» **What needs to be done**:
Go through the entries and copy every one exactly.

Dataset rows describing interfaces:
+===+

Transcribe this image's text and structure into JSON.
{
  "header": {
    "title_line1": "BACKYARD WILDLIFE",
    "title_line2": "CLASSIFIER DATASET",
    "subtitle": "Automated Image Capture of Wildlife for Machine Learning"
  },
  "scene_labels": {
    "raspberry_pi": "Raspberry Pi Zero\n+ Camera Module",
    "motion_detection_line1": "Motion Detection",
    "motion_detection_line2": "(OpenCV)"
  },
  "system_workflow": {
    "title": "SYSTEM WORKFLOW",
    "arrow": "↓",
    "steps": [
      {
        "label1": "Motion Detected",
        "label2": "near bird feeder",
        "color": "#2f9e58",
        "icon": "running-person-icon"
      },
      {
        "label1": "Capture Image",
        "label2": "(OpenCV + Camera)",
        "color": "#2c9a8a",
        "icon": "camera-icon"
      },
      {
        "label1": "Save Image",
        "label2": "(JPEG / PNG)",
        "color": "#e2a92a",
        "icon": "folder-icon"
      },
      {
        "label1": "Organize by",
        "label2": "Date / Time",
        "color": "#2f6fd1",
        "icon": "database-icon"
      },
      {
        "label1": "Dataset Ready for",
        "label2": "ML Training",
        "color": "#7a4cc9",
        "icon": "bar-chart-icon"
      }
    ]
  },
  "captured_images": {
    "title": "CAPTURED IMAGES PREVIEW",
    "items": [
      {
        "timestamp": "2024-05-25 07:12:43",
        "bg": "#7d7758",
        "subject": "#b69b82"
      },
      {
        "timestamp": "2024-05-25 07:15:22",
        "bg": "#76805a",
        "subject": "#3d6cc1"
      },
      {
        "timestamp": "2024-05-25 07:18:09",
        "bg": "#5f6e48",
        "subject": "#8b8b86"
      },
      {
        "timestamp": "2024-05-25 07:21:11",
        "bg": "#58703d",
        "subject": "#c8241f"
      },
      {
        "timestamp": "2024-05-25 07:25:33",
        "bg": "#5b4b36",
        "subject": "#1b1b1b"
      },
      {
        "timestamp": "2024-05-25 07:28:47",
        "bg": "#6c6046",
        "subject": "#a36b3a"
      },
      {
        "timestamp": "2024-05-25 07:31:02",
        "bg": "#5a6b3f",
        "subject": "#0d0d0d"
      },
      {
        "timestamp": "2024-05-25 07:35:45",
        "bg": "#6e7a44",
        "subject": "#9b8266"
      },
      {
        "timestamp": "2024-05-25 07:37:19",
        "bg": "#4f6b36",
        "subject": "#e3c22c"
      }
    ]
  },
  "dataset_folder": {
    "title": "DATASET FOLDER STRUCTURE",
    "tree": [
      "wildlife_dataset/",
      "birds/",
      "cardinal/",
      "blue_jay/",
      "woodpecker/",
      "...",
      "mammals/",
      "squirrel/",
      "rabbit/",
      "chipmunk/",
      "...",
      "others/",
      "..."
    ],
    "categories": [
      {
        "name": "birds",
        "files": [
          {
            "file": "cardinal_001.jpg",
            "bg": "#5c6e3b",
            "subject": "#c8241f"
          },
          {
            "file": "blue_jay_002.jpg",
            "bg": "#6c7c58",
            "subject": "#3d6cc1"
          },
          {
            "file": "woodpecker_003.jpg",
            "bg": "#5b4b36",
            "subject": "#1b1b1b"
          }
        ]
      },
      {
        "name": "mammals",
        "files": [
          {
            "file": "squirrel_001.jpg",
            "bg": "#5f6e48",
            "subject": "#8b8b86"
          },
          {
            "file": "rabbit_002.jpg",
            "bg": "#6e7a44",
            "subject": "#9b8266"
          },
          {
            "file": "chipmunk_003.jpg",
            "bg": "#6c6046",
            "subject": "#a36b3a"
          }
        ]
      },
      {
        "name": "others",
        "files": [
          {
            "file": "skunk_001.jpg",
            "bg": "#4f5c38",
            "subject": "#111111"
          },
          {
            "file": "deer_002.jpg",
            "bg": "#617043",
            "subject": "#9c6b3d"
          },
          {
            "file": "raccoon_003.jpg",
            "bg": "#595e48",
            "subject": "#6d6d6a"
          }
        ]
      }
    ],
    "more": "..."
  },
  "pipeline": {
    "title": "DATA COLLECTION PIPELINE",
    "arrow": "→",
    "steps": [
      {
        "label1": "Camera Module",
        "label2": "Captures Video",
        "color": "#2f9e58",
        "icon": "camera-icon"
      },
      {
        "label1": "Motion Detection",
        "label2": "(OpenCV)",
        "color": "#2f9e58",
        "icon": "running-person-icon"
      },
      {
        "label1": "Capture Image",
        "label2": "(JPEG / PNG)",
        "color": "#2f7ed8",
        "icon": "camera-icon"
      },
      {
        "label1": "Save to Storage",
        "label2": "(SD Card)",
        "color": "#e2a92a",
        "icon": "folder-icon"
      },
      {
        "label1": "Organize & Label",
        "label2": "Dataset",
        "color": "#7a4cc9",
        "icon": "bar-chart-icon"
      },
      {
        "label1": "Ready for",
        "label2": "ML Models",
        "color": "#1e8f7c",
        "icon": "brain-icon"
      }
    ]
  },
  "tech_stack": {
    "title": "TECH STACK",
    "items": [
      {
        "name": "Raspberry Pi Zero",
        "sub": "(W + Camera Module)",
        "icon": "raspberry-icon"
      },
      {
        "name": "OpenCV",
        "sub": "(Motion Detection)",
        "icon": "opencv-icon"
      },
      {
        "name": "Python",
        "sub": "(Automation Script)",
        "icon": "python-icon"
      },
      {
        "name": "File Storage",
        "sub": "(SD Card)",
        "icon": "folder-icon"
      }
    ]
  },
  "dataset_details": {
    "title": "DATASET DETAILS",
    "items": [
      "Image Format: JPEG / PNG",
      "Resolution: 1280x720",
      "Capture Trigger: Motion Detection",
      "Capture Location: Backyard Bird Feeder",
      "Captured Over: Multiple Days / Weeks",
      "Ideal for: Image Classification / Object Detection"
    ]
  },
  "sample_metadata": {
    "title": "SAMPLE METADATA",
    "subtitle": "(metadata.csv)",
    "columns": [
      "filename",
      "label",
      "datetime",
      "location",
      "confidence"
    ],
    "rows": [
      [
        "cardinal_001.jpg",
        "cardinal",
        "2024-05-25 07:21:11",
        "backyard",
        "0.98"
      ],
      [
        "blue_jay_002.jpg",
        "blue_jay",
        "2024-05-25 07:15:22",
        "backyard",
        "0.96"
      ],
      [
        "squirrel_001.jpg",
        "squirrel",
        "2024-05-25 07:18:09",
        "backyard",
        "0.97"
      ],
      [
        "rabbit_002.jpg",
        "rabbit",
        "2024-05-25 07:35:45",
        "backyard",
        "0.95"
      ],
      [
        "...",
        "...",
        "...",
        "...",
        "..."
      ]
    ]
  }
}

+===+

» **Solution to this task**:
Transcribe this image's text and structure into JSON.
{
  "header": {
    "title_line1": "BACKYARD WILDLIFE",
    "title_line2": "CLASSIFIER DATASET",
    "subtitle": "Automated Image Capture of Wildlife for Machine Learning"
  },
  "scene_labels": {
    "raspberry_pi": "Raspberry Pi Zero\n+ Camera Module",
    "motion_detection_line1": "Motion Detection",
    "motion_detection_line2": "(OpenCV)"
  },
  "system_workflow": {
    "title": "SYSTEM WORKFLOW",
    "arrow": "↓",
    "steps": [
      {
        "label1": "Motion Detected",
        "label2": "near bird feeder",
        "color": "#2f9e58",
        "icon": "running-person-icon"
      },
      {
        "label1": "Capture Image",
        "label2": "(OpenCV + Camera)",
        "color": "#2c9a8a",
        "icon": "camera-icon"
      },
      {
        "label1": "Save Image",
        "label2": "(JPEG / PNG)",
        "color": "#e2a92a",
        "icon": "folder-icon"
      },
      {
        "label1": "Organize by",
        "label2": "Date / Time",
        "color": "#2f6fd1",
        "icon": "database-icon"
      },
      {
        "label1": "Dataset Ready for",
        "label2": "ML Training",
        "color": "#7a4cc9",
        "icon": "bar-chart-icon"
      }
    ]
  },
  "captured_images": {
    "title": "CAPTURED IMAGES PREVIEW",
    "items": [
      {
        "timestamp": "2024-05-25 07:12:43",
        "bg": "#7d7758",
        "subject": "#b69b82"
      },
      {
        "timestamp": "2024-05-25 07:15:22",
        "bg": "#76805a",
        "subject": "#3d6cc1"
      },
      {
        "timestamp": "2024-05-25 07:18:09",
        "bg": "#5f6e48",
        "subject": "#8b8b86"
      },
      {
        "timestamp": "2024-05-25 07:21:11",
        "bg": "#58703d",
        "subject": "#c8241f"
      },
      {
        "timestamp": "2024-05-25 07:25:33",
        "bg": "#5b4b36",
        "subject": "#1b1b1b"
      },
      {
        "timestamp": "2024-05-25 07:28:47",
        "bg": "#6c6046",
        "subject": "#a36b3a"
      },
      {
        "timestamp": "2024-05-25 07:31:02",
        "bg": "#5a6b3f",
        "subject": "#0d0d0d"
      },
      {
        "timestamp": "2024-05-25 07:35:45",
        "bg": "#6e7a44",
        "subject": "#9b8266"
      },
      {
        "timestamp": "2024-05-25 07:37:19",
        "bg": "#4f6b36",
        "subject": "#e3c22c"
      }
    ]
  },
  "dataset_folder": {
    "title": "DATASET FOLDER STRUCTURE",
    "tree": [
      "wildlife_dataset/",
      "birds/",
      "cardinal/",
      "blue_jay/",
      "woodpecker/",
      "...",
      "mammals/",
      "squirrel/",
      "rabbit/",
      "chipmunk/",
      "...",
      "others/",
      "..."
    ],
    "categories": [
      {
        "name": "birds",
        "files": [
          {
            "file": "cardinal_001.jpg",
            "bg": "#5c6e3b",
            "subject": "#c8241f"
          },
          {
            "file": "blue_jay_002.jpg",
            "bg": "#6c7c58",
            "subject": "#3d6cc1"
          },
          {
            "file": "woodpecker_003.jpg",
            "bg": "#5b4b36",
            "subject": "#1b1b1b"
          }
        ]
      },
      {
        "name": "mammals",
        "files": [
          {
            "file": "squirrel_001.jpg",
            "bg": "#5f6e48",
            "subject": "#8b8b86"
          },
          {
            "file": "rabbit_002.jpg",
            "bg": "#6e7a44",
            "subject": "#9b8266"
          },
          {
            "file": "chipmunk_003.jpg",
            "bg": "#6c6046",
            "subject": "#a36b3a"
          }
        ]
      },
      {
        "name": "others",
        "files": [
          {
            "file": "skunk_001.jpg",
            "bg": "#4f5c38",
            "subject": "#111111"
          },
          {
            "file": "deer_002.jpg",
            "bg": "#617043",
            "subject": "#9c6b3d"
          },
          {
            "file": "raccoon_003.jpg",
            "bg": "#595e48",
            "subject": "#6d6d6a"
          }
        ]
      }
    ],
    "more": "..."
  },
  "pipeline": {
    "title": "DATA COLLECTION PIPELINE",
    "arrow": "→",
    "steps": [
      {
        "label1": "Camera Module",
        "label2": "Captures Video",
        "color": "#2f9e58",
        "icon": "camera-icon"
      },
      {
        "label1": "Motion Detection",
        "label2": "(OpenCV)",
        "color": "#2f9e58",
        "icon": "running-person-icon"
      },
      {
        "label1": "Capture Image",
        "label2": "(JPEG / PNG)",
        "color": "#2f7ed8",
        "icon": "camera-icon"
      },
      {
        "label1": "Save to Storage",
        "label2": "(SD Card)",
        "color": "#e2a92a",
        "icon": "folder-icon"
      },
      {
        "label1": "Organize & Label",
        "label2": "Dataset",
        "color": "#7a4cc9",
        "icon": "bar-chart-icon"
      },
      {
        "label1": "Ready for",
        "label2": "ML Models",
        "color": "#1e8f7c",
        "icon": "brain-icon"
      }
    ]
  },
  "tech_stack": {
    "title": "TECH STACK",
    "items": [
      {
        "name": "Raspberry Pi Zero",
        "sub": "(W + Camera Module)",
        "icon": "raspberry-icon"
      },
      {
        "name": "OpenCV",
        "sub": "(Motion Detection)",
        "icon": "opencv-icon"
      },
      {
        "name": "Python",
        "sub": "(Automation Script)",
        "icon": "python-icon"
      },
      {
        "name": "File Storage",
        "sub": "(SD Card)",
        "icon": "folder-icon"
      }
    ]
  },
  "dataset_details": {
    "title": "DATASET DETAILS",
    "items": [
      "Image Format: JPEG / PNG",
      "Resolution: 1280x720",
      "Capture Trigger: Motion Detection",
      "Capture Location: Backyard Bird Feeder",
      "Captured Over: Multiple Days / Weeks",
      "Ideal for: Image Classification / Object Detection"
    ]
  },
  "sample_metadata": {
    "title": "SAMPLE METADATA",
    "subtitle": "(metadata.csv)",
    "columns": [
      "filename",
      "label",
      "datetime",
      "location",
      "confidence"
    ],
    "rows": [
      [
        "cardinal_001.jpg",
        "cardinal",
        "2024-05-25 07:21:11",
        "backyard",
        "0.98"
      ],
      [
        "blue_jay_002.jpg",
        "blue_jay",
        "2024-05-25 07:15:22",
        "backyard",
        "0.96"
      ],
      [
        "squirrel_001.jpg",
        "squirrel",
        "2024-05-25 07:18:09",
        "backyard",
        "0.97"
      ],
      [
        "rabbit_002.jpg",
        "rabbit",
        "2024-05-25 07:35:45",
        "backyard",
        "0.95"
      ],
      [
        "...",
        "...",
        "...",
        "...",
        "..."
      ]
    ]
  }
}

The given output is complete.